“But I was her first love, as she was mine. Nor have I ever been in love since. But then I have never fallen out of love with her – with her, I suppose, as she then was, or as I grew afterwards to realize or imagine she had been. What is she now, who is she now? Am I with such inane fidelity fixated on someone who could have utterly changed (but could she have? could she really have changed so much?), who could have grown to hate me for leaving her, who could have forgotten me or learned deliberately to expunge me from her mind. How many seconds or weeks after seeing me…did I survive her thoughts?”
“A Word Of Thanks
To these I know a debt past telling:
My several muses, harsh and kind;
My folks, who stood my sulks and yelling,
And (in the long run) did not mind;
Dead legislators, whose orations
I've filched to mix my own potations;
Indeed, all those whose brains I've pressed,
Unmerciful, because obsessed;
My own dumb soul, which on a pittance
Survived to weave this fictive spell;
And, gentle reader, you as well,
The fountainhead of all remittance.
Buy me before good sense insists
You'll strain your purse and sprain your wrists.”
- Date of birth: June 20, 1952
- Born: in Calcutta (now Kolkata), West Bengal, India.
- Description: Vikram Seth is an Indian poet, novelist, travel writer, librettist, children's writer, biographer and memoirist.
During the course of his doctorate studies at Stanford, he did his field work in China and translated Hindi and Chinese poetry into English. He returned to Delhi via Xinjiang and Tibet which led to a travel narrative From Heaven Lake: Travels Through Sinkiang and Tibet (1983) which won the Thomas Cook Travel Book Award.
The Golden Gate: A Novel in Verse (1986) was his first novel describing the experiences of a group of friends who live in California. A Suitable Boy (1993), an epic of Indian life set in the 1950s, got him the WH Smith Literary Award and the Commonwealth Writers Prize.
His poetry includes The Humble Administrator's Garden (1985) and All You Who Sleep Tonight (1990). His Beastly Tales from Here and There (1992) is children's book consisting of ten stories in verse about animals.
In 2005, he published Two Lives, a family memoir written at the suggestion of his mother, which focuses on the lives of his great-uncle (Shanti Behari Seth) and German-Jewish great aunt (Henny Caro) who met in Berlin in the early 1930s while Shanti was a student there and with whom Seth stayed extensively on going to England at age 17 for school. As with From Heaven Lake, Two Lives contains much autobiography.

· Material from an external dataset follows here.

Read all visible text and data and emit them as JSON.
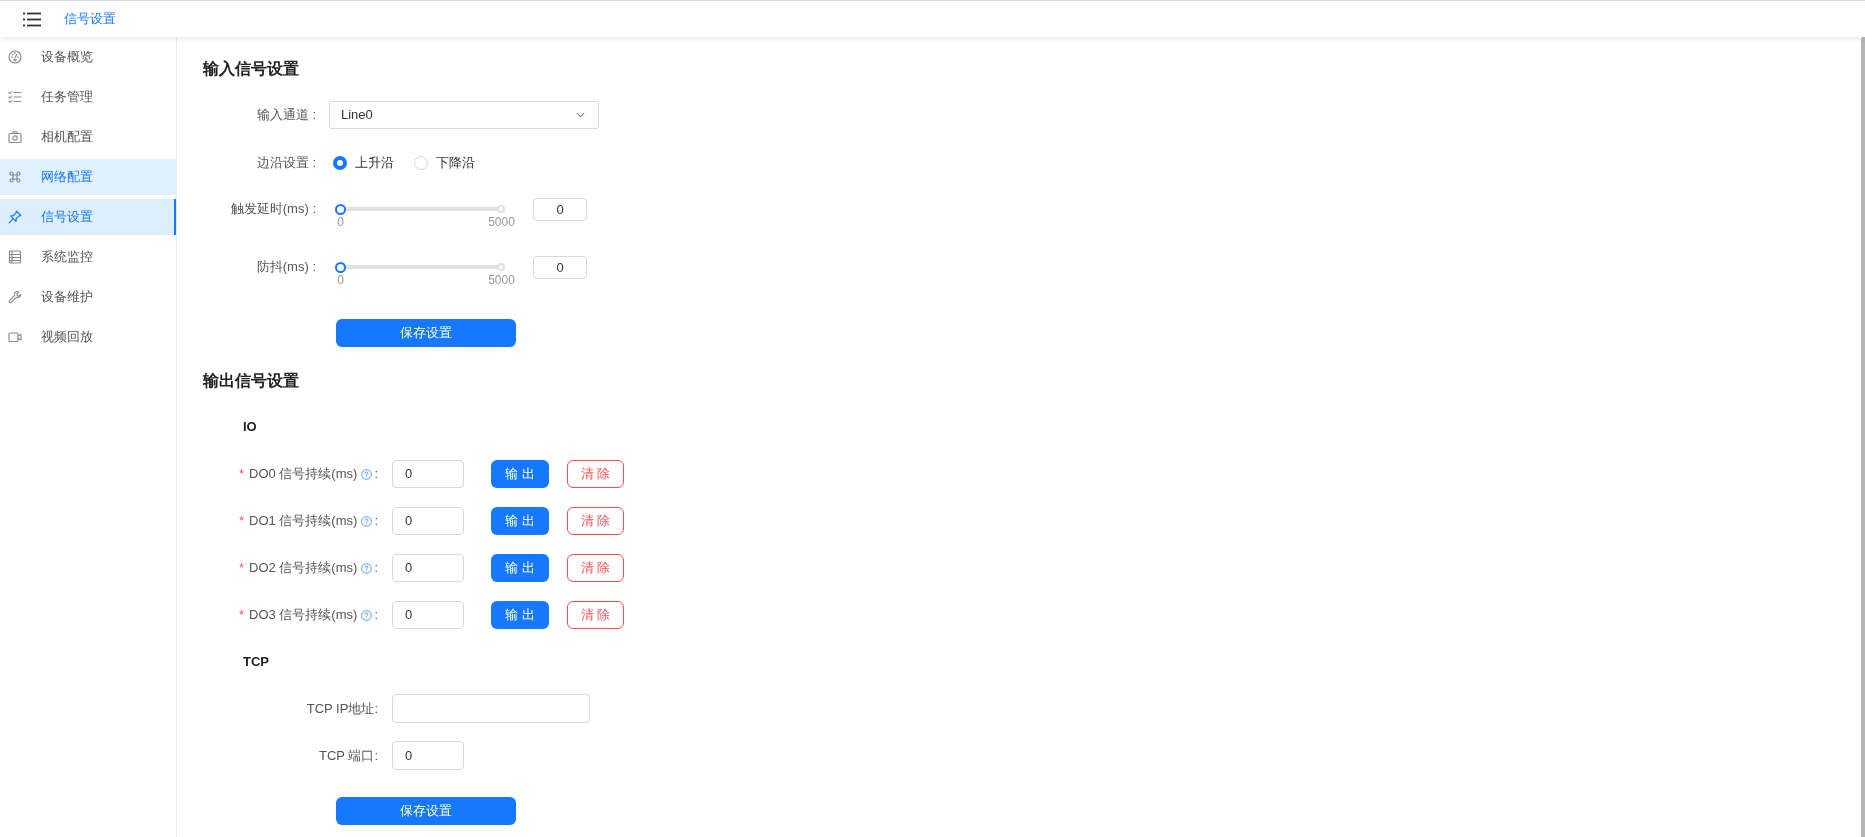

An unusually forthcoming writer whose published material is replete with un- or thinly-disguised details as to the personal lives of himself and his intimates related in a highly engaging narrative voice, Seth has said that he is somewhat perplexed that his readers often in consequence presume to an unwelcome degree of personal familiarity with him.